▶ [About this exercise]:
Across the whole listing, filter for the string "Consultar" and copy every line that has it.

• • • •

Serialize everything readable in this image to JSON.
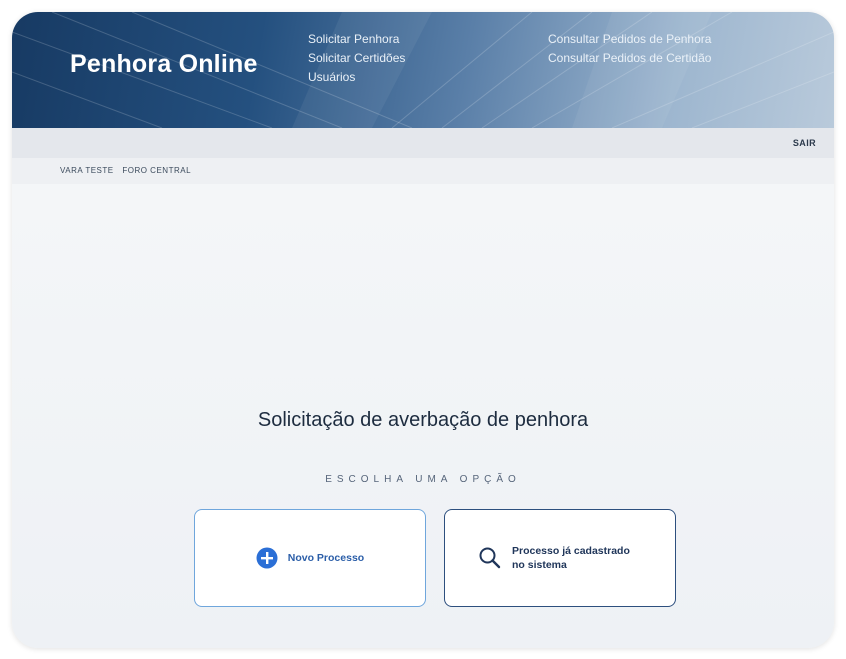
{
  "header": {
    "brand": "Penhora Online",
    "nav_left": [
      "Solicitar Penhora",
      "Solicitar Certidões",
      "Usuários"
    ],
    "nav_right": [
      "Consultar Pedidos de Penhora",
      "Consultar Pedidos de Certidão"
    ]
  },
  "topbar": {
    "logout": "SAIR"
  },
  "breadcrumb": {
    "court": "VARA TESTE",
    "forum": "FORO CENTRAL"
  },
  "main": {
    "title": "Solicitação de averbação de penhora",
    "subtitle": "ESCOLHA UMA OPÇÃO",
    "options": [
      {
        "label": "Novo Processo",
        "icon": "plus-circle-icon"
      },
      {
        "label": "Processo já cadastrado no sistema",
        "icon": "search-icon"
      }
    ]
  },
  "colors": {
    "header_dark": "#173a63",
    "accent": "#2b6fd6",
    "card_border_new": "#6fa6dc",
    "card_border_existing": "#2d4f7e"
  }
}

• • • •

▶ [Solution to the problem]:
      "Consultar Pedidos de Penhora",
      "Consultar Pedidos de Certidão"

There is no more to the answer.